To also show that the increase in hacked WoW accounts is not directly related to growth in subscription counts (ie, user base), here's a chart that shows total WoW subscriptions from 2004 to June 2010:
(Sources: IB Times, MMOGChart, WoW Trends)
As you can see, WoW hacking incidents have increased while subscription levels have actually decreased or remained steady.
Does this not confirm that there is actually an upwards trend in hacking activities?
- Total number of players is decreasing.
- Increased education of users (security, scams, etc.)
- Increased security measures and new detection tools.
- Total number of hacking incidents is increasing.
Note the frequency of Blizzard's announcements regarding their customer base. They used to make an announcement quite regularly with each surge, but it's completely stopped for over a year now.
Although the authenticator is not flawless (man-in-middle attacks), I would recommend that everyone get one. An added layer of authentication is highly valuable, and significantly increases the security of your account.
I received a comment from Ty (****email@example.com) who writes:
"My account was recently hacked for the first time, as well as a friend that had not played in months. When I called Blizz support, they did indicate that it may take some time to restore due to an increase in the volume of hacked accounts, recently."
So, there's another: Blizzard Support also states that there has been an increase in volume of hacked accounts.
In the original Reddit post, a user named "nattylife" even claimed that they worked for Blizzard and yet the individual has never heard of any security breaches within Blizzard. Really? There have been many breaches that have occurred in the past. These are just the ones that made it public and some news items Blizzard has issued C&D's for. And yet they've been completely oblivious to all of this? Does that mean that most Customer Support staff have no insight into Blizzard's internal security issues? It seems so, and I have also confirmed this from other sources.
Keep in mind, too, that a LOT of Blizzard's customer support is outsourced to call centers where information of his nature is unavailable.

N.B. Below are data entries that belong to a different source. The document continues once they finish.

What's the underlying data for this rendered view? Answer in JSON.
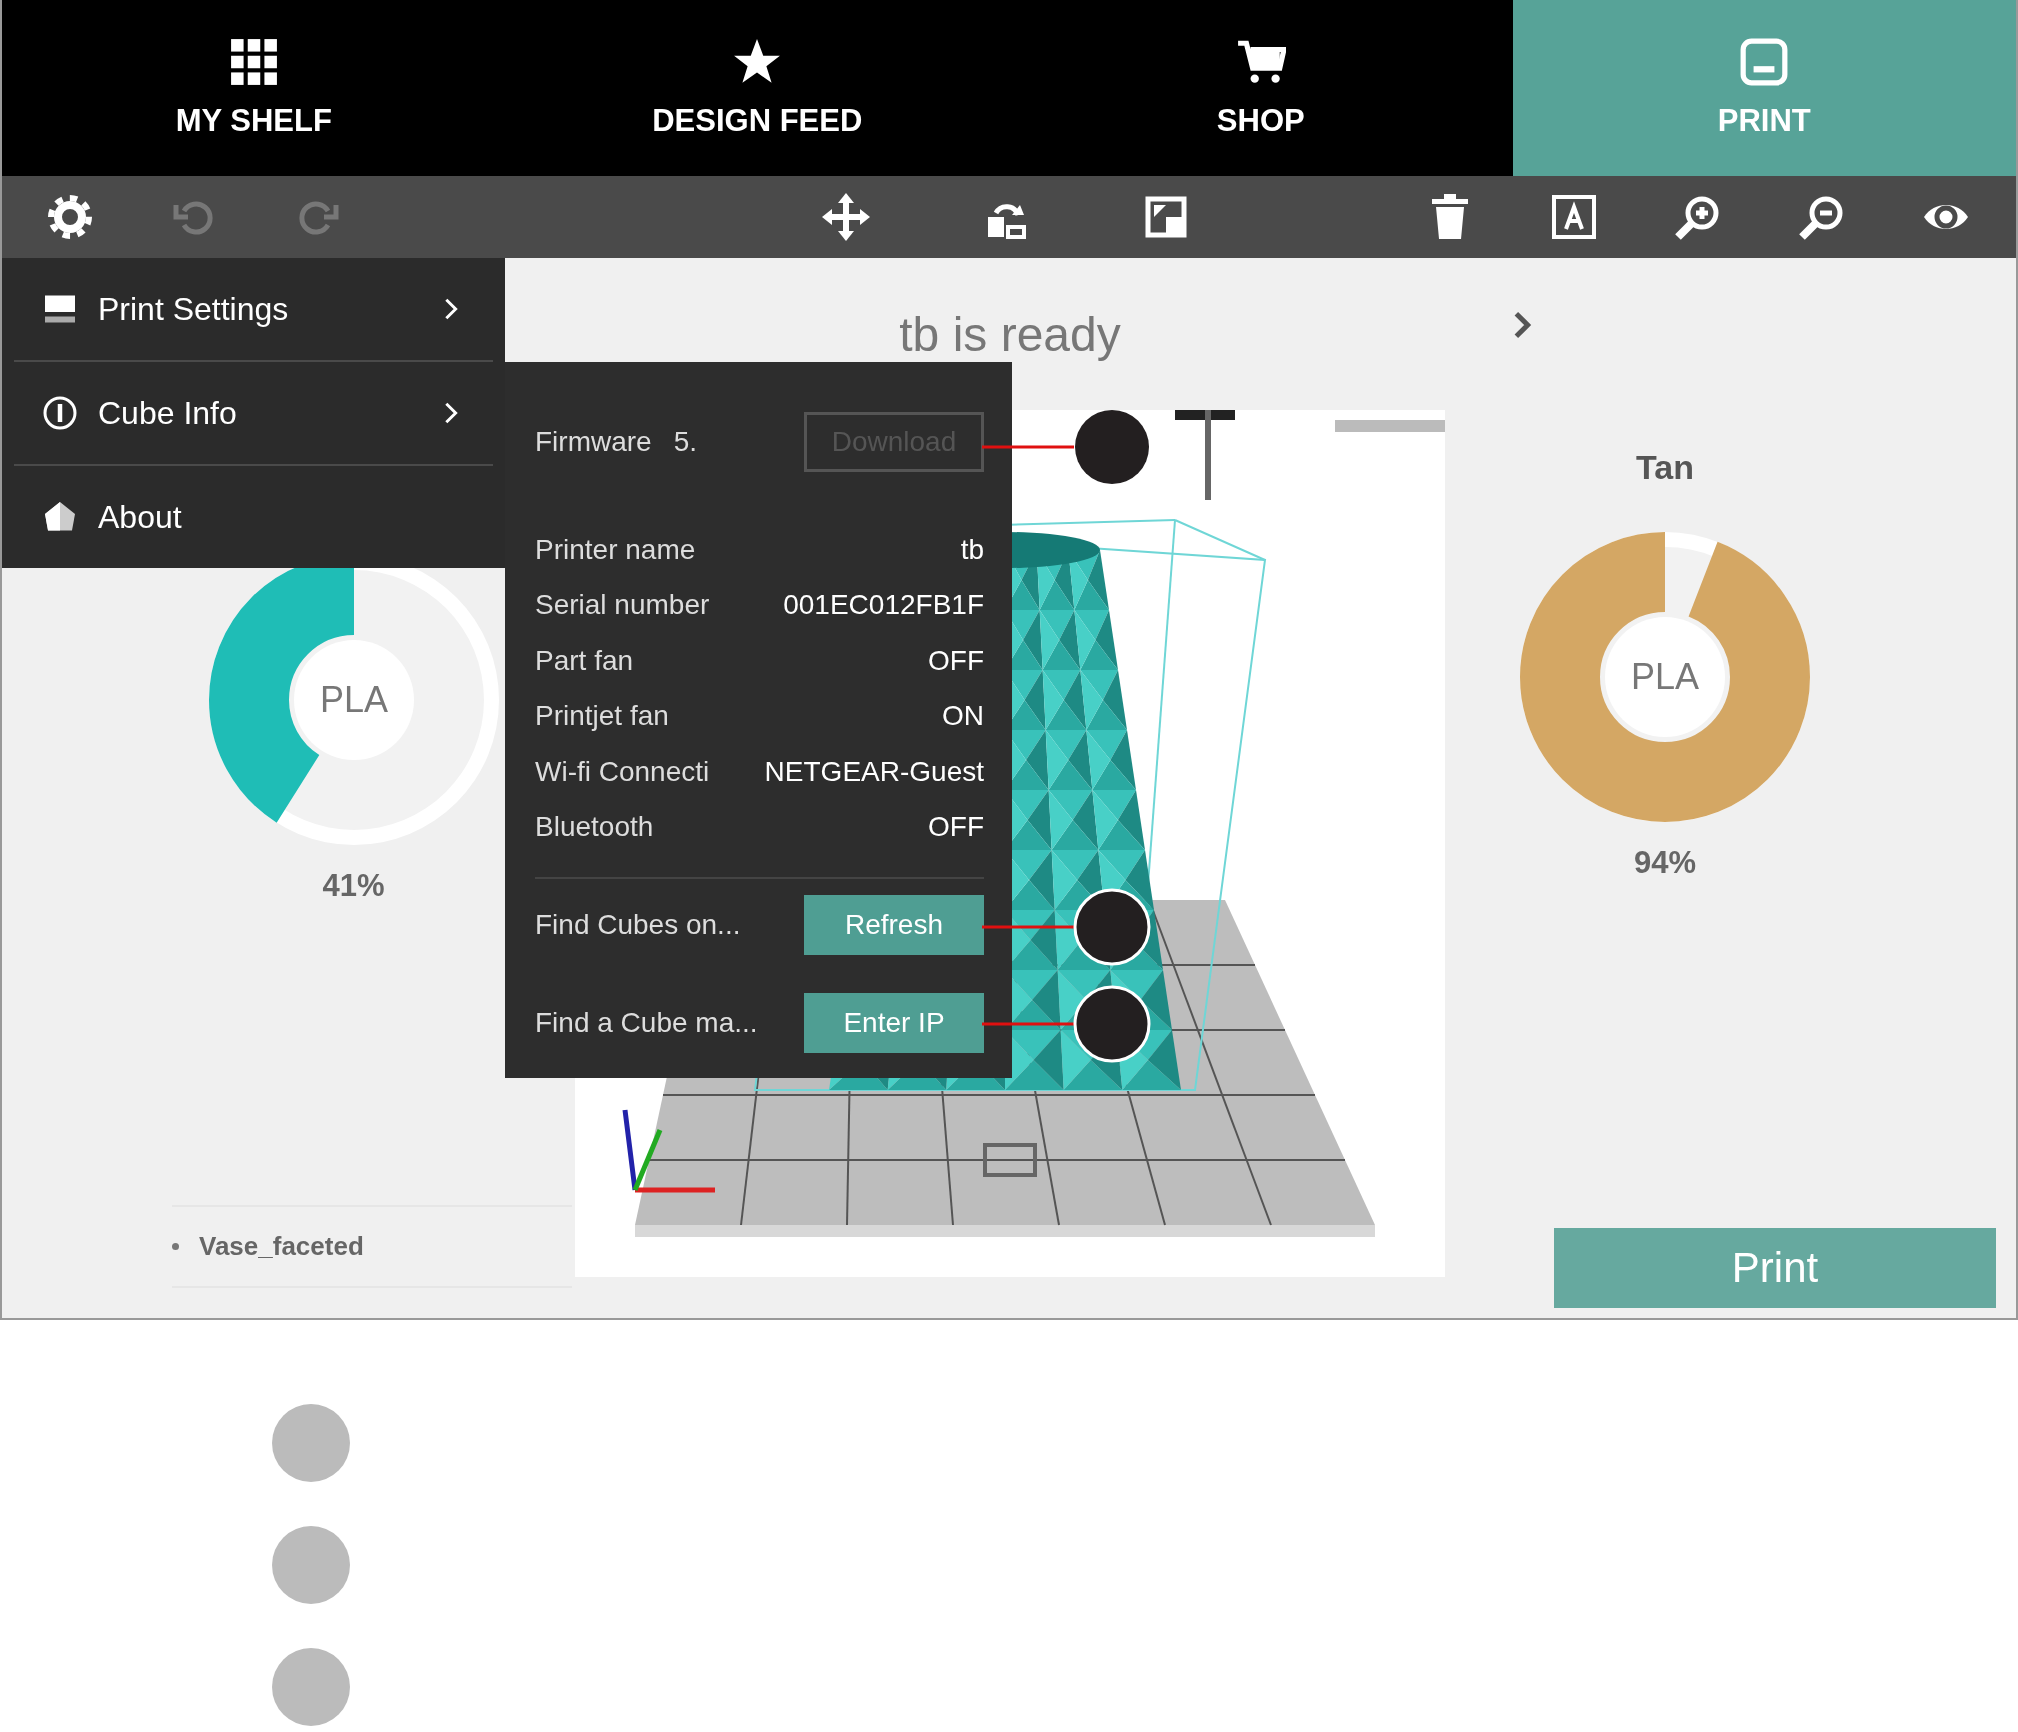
{
  "nav_tabs": [
    {
      "label": "MY SHELF",
      "kind": "grid",
      "selected": false
    },
    {
      "label": "DESIGN FEED",
      "kind": "star",
      "selected": false
    },
    {
      "label": "SHOP",
      "kind": "cart",
      "selected": false
    },
    {
      "label": "PRINT",
      "kind": "printer",
      "selected": true
    }
  ],
  "toolbar": [
    {
      "kind": "settings",
      "disabled": false
    },
    {
      "kind": "undo",
      "disabled": true
    },
    {
      "kind": "redo",
      "disabled": true
    },
    {
      "kind": "move",
      "disabled": false
    },
    {
      "kind": "rotate",
      "disabled": false
    },
    {
      "kind": "scale",
      "disabled": false
    },
    {
      "kind": "delete",
      "disabled": false
    },
    {
      "kind": "frame",
      "disabled": false
    },
    {
      "kind": "zoom_in",
      "disabled": false
    },
    {
      "kind": "zoom_out",
      "disabled": false
    },
    {
      "kind": "view",
      "disabled": false
    }
  ],
  "menu": [
    {
      "label": "Print Settings",
      "kind": "settings",
      "submenu": true
    },
    {
      "label": "Cube Info",
      "kind": "info",
      "submenu": true
    },
    {
      "label": "About",
      "kind": "about",
      "submenu": false
    }
  ],
  "status_title": "tb is ready",
  "cube_info": {
    "firmware": {
      "label": "Firmware",
      "value": "5.",
      "button": {
        "label": "Download",
        "disabled": true
      }
    },
    "rows": [
      {
        "label": "Printer name",
        "value": "tb"
      },
      {
        "label": "Serial number",
        "value": "001EC012FB1F"
      },
      {
        "label": "Part fan",
        "value": "OFF"
      },
      {
        "label": "Printjet fan",
        "value": "ON"
      },
      {
        "label": "Wi-fi Connecti",
        "value": "NETGEAR-Guest"
      },
      {
        "label": "Bluetooth",
        "value": "OFF"
      }
    ],
    "actions": [
      {
        "label": "Find Cubes on...",
        "button": "Refresh"
      },
      {
        "label": "Find a Cube ma...",
        "button": "Enter IP"
      }
    ]
  },
  "filaments": [
    {
      "material": "PLA",
      "percent": "41%",
      "level": 0.41,
      "color": "#1fbdb6"
    },
    {
      "name": "Tan",
      "material": "PLA",
      "percent": "94%",
      "level": 0.94,
      "color": "#d4a764"
    }
  ],
  "models": [
    {
      "name": "Vase_faceted"
    }
  ],
  "print_button": "Print"
}
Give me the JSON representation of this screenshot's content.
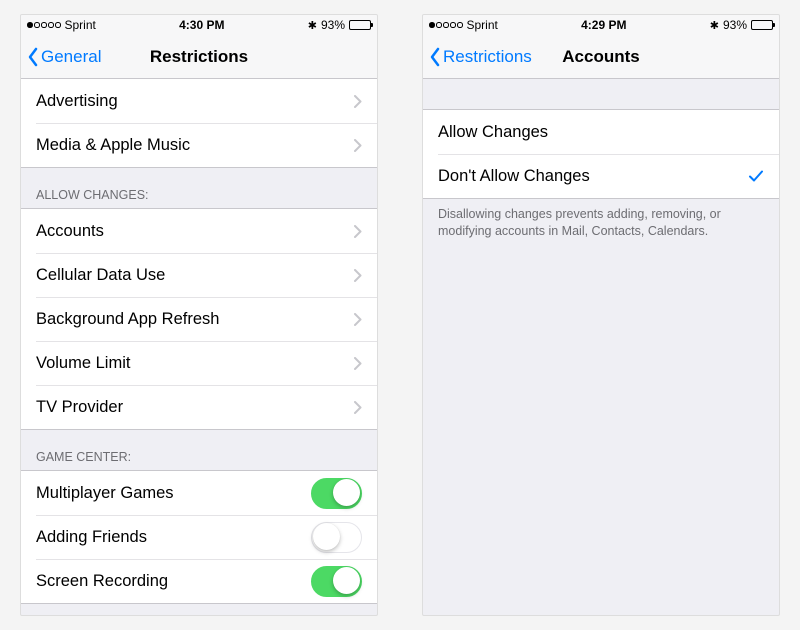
{
  "left": {
    "status": {
      "carrier": "Sprint",
      "time": "4:30 PM",
      "battery_pct": "93%"
    },
    "nav": {
      "back": "General",
      "title": "Restrictions"
    },
    "section_top": {
      "items": [
        {
          "label": "Advertising"
        },
        {
          "label": "Media & Apple Music"
        }
      ]
    },
    "section_allow": {
      "header": "Allow Changes:",
      "items": [
        {
          "label": "Accounts"
        },
        {
          "label": "Cellular Data Use"
        },
        {
          "label": "Background App Refresh"
        },
        {
          "label": "Volume Limit"
        },
        {
          "label": "TV Provider"
        }
      ]
    },
    "section_gc": {
      "header": "Game Center:",
      "items": [
        {
          "label": "Multiplayer Games",
          "on": true
        },
        {
          "label": "Adding Friends",
          "on": false
        },
        {
          "label": "Screen Recording",
          "on": true
        }
      ]
    }
  },
  "right": {
    "status": {
      "carrier": "Sprint",
      "time": "4:29 PM",
      "battery_pct": "93%"
    },
    "nav": {
      "back": "Restrictions",
      "title": "Accounts"
    },
    "options": {
      "items": [
        {
          "label": "Allow Changes",
          "selected": false
        },
        {
          "label": "Don't Allow Changes",
          "selected": true
        }
      ],
      "footer": "Disallowing changes prevents adding, removing, or modifying accounts in Mail, Contacts, Calendars."
    }
  }
}
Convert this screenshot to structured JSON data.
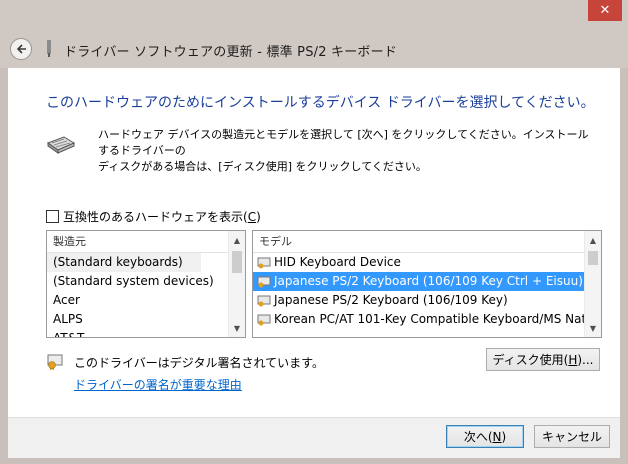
{
  "window": {
    "title": "ドライバー ソフトウェアの更新 - 標準 PS/2 キーボード",
    "close_glyph": "✕",
    "back_icon": "back-arrow-icon"
  },
  "main": {
    "heading": "このハードウェアのためにインストールするデバイス ドライバーを選択してください。",
    "description_line1": "ハードウェア デバイスの製造元とモデルを選択して [次へ] をクリックしてください。インストールするドライバーの",
    "description_line2": "ディスクがある場合は、[ディスク使用] をクリックしてください。",
    "compat_label_main": "互換性のあるハードウェアを表示(",
    "compat_label_key": "C",
    "compat_label_end": ")",
    "compat_checked": false
  },
  "manufacturers": {
    "header": "製造元",
    "items": [
      "(Standard keyboards)",
      "(Standard system devices)",
      "Acer",
      "ALPS",
      "AT&T"
    ],
    "selected_index": 0
  },
  "models": {
    "header": "モデル",
    "items": [
      "HID Keyboard Device",
      "Japanese PS/2 Keyboard (106/109 Key Ctrl + Eisuu)",
      "Japanese PS/2 Keyboard (106/109 Key)",
      "Korean PC/AT 101-Key Compatible Keyboard/MS Nat"
    ],
    "selected_index": 1
  },
  "signature": {
    "text": "このドライバーはデジタル署名されています。",
    "link": "ドライバーの署名が重要な理由"
  },
  "buttons": {
    "disk_main": "ディスク使用(",
    "disk_key": "H",
    "disk_end": ")...",
    "next_main": "次へ(",
    "next_key": "N",
    "next_end": ")",
    "cancel": "キャンセル"
  },
  "colors": {
    "heading": "#1a3e9a",
    "selection": "#3399ff",
    "link": "#0066cc",
    "close": "#c7443a"
  }
}
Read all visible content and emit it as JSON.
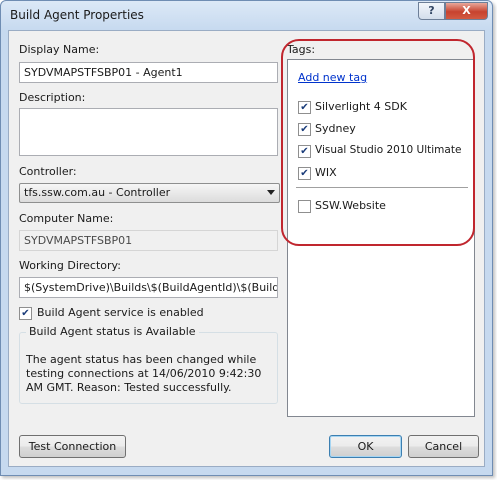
{
  "window": {
    "title": "Build Agent Properties",
    "help_glyph": "?",
    "close_glyph": "X"
  },
  "left": {
    "display_name_label": "Display Name:",
    "display_name_value": "SYDVMAPSTFSBP01 - Agent1",
    "description_label": "Description:",
    "description_value": "",
    "controller_label": "Controller:",
    "controller_value": "tfs.ssw.com.au - Controller",
    "computer_name_label": "Computer Name:",
    "computer_name_value": "SYDVMAPSTFSBP01",
    "working_dir_label": "Working Directory:",
    "working_dir_value": "$(SystemDrive)\\Builds\\$(BuildAgentId)\\$(BuildDef",
    "service_enabled_label": "Build Agent service is enabled",
    "service_enabled_checked": true,
    "status_group_title": "Build Agent status is Available",
    "status_message": "The agent status has been changed while testing connections at 14/06/2010 9:42:30 AM GMT. Reason: Tested successfully."
  },
  "tags": {
    "label": "Tags:",
    "add_new_label": "Add new tag",
    "selected": [
      {
        "label": "Silverlight 4 SDK",
        "checked": true
      },
      {
        "label": "Sydney",
        "checked": true
      },
      {
        "label": "Visual Studio 2010 Ultimate",
        "checked": true
      },
      {
        "label": "WIX",
        "checked": true
      }
    ],
    "available": [
      {
        "label": "SSW.Website",
        "checked": false
      }
    ],
    "highlight_color": "#c0262e"
  },
  "buttons": {
    "test_connection": "Test Connection",
    "ok": "OK",
    "cancel": "Cancel"
  },
  "check_glyph": "✔"
}
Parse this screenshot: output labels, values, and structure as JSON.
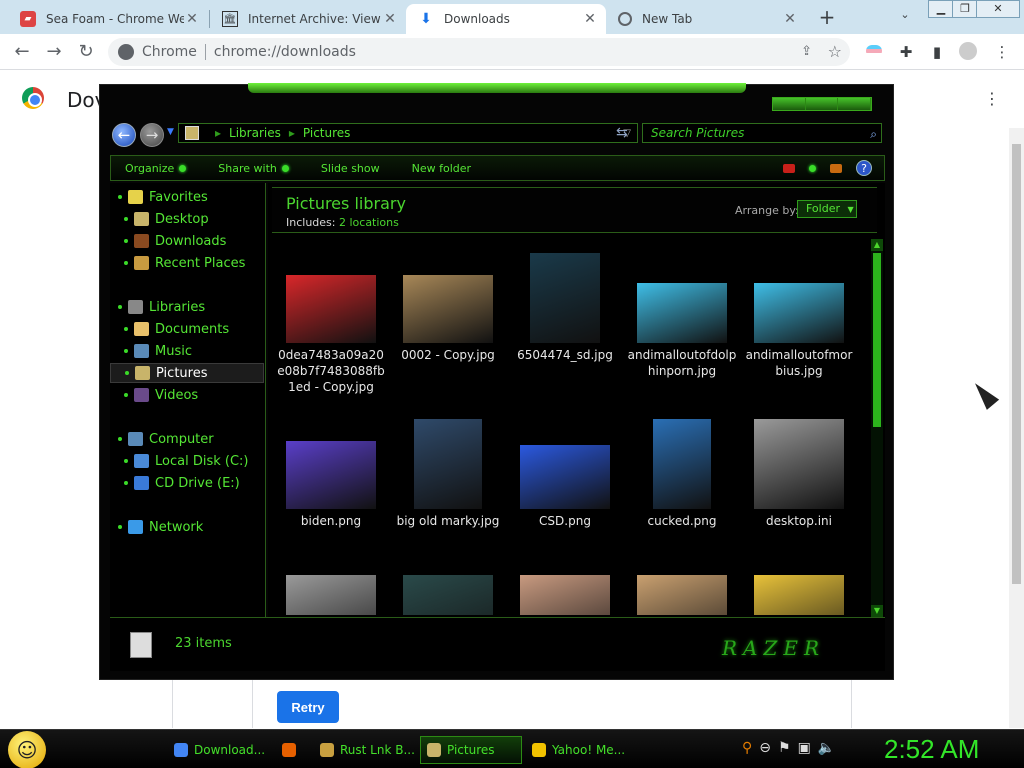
{
  "browser": {
    "tabs": [
      {
        "title": "Sea Foam - Chrome Web",
        "icon": "sea-foam-icon",
        "active": false
      },
      {
        "title": "Internet Archive: View Ar",
        "icon": "archive-icon",
        "active": false
      },
      {
        "title": "Downloads",
        "icon": "download-icon",
        "active": true
      },
      {
        "title": "New Tab",
        "icon": "chrome-icon",
        "active": false
      }
    ],
    "new_tab": "+",
    "omnibox": {
      "origin": "Chrome",
      "url": "chrome://downloads"
    }
  },
  "downloads_page": {
    "title": "Dov",
    "retry_label": "Retry"
  },
  "explorer": {
    "address": {
      "part1": "Libraries",
      "part2": "Pictures",
      "sep": "▸"
    },
    "search_placeholder": "Search Pictures",
    "commands": [
      "Organize",
      "Share with",
      "Slide show",
      "New folder"
    ],
    "nav": [
      {
        "label": "Favorites",
        "level": 0,
        "icon": "star-icon"
      },
      {
        "label": "Desktop",
        "level": 1,
        "icon": "desktop-icon"
      },
      {
        "label": "Downloads",
        "level": 1,
        "icon": "downloads-folder-icon"
      },
      {
        "label": "Recent Places",
        "level": 1,
        "icon": "recent-places-icon"
      },
      {
        "label": "Libraries",
        "level": 0,
        "icon": "libraries-icon"
      },
      {
        "label": "Documents",
        "level": 1,
        "icon": "documents-icon"
      },
      {
        "label": "Music",
        "level": 1,
        "icon": "music-icon"
      },
      {
        "label": "Pictures",
        "level": 1,
        "icon": "pictures-icon",
        "selected": true
      },
      {
        "label": "Videos",
        "level": 1,
        "icon": "videos-icon"
      },
      {
        "label": "Computer",
        "level": 0,
        "icon": "computer-icon"
      },
      {
        "label": "Local Disk (C:)",
        "level": 1,
        "icon": "disk-icon"
      },
      {
        "label": "CD Drive (E:)",
        "level": 1,
        "icon": "cd-drive-icon"
      },
      {
        "label": "Network",
        "level": 0,
        "icon": "network-icon"
      }
    ],
    "library": {
      "title": "Pictures library",
      "includes_label": "Includes:",
      "locations": "2 locations",
      "arrange_label": "Arrange by:",
      "arrange_value": "Folder"
    },
    "files": [
      {
        "name": "0dea7483a09a20e08b7f7483088fb1ed - Copy.jpg",
        "color": "#d9272a"
      },
      {
        "name": "0002 - Copy.jpg",
        "color": "#a88858"
      },
      {
        "name": "6504474_sd.jpg",
        "color": "#1a3a4a"
      },
      {
        "name": "andimalloutofdolphinporn.jpg",
        "color": "#3fbfe8"
      },
      {
        "name": "andimalloutofmorbius.jpg",
        "color": "#3fbfe8"
      },
      {
        "name": "biden.png",
        "color": "#5a3fc9"
      },
      {
        "name": "big old marky.jpg",
        "color": "#2f4a6a"
      },
      {
        "name": "CSD.png",
        "color": "#2b59e0"
      },
      {
        "name": "cucked.png",
        "color": "#2a6fb5"
      },
      {
        "name": "desktop.ini",
        "color": "#9a9a9a"
      },
      {
        "name": "",
        "color": "#9a9a9a"
      },
      {
        "name": "",
        "color": "#2a4a4a"
      },
      {
        "name": "",
        "color": "#c89a80"
      },
      {
        "name": "",
        "color": "#c9a070"
      },
      {
        "name": "",
        "color": "#e8c23a"
      }
    ],
    "status": "23 items",
    "brand": "RAZER"
  },
  "taskbar": {
    "items": [
      {
        "label": "Download...",
        "color": "#4285f4",
        "active": false
      },
      {
        "label": "",
        "color": "#e66000",
        "active": false
      },
      {
        "label": "Rust Lnk B...",
        "color": "#c8a040",
        "active": false
      },
      {
        "label": "Pictures",
        "color": "#c8b46a",
        "active": true
      },
      {
        "label": "Yahoo! Me...",
        "color": "#f2c200",
        "active": false
      }
    ],
    "clock": "2:52 AM"
  }
}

Some of the feedback I received on Reddit (as you can see yourself) was a little disappointing. Unfortunately, this is a VERY COMMON issue on Reddit, where most users simply read the subject line and the first paragraph, and then say "WRONG!" without ever providing supporting evidence or research.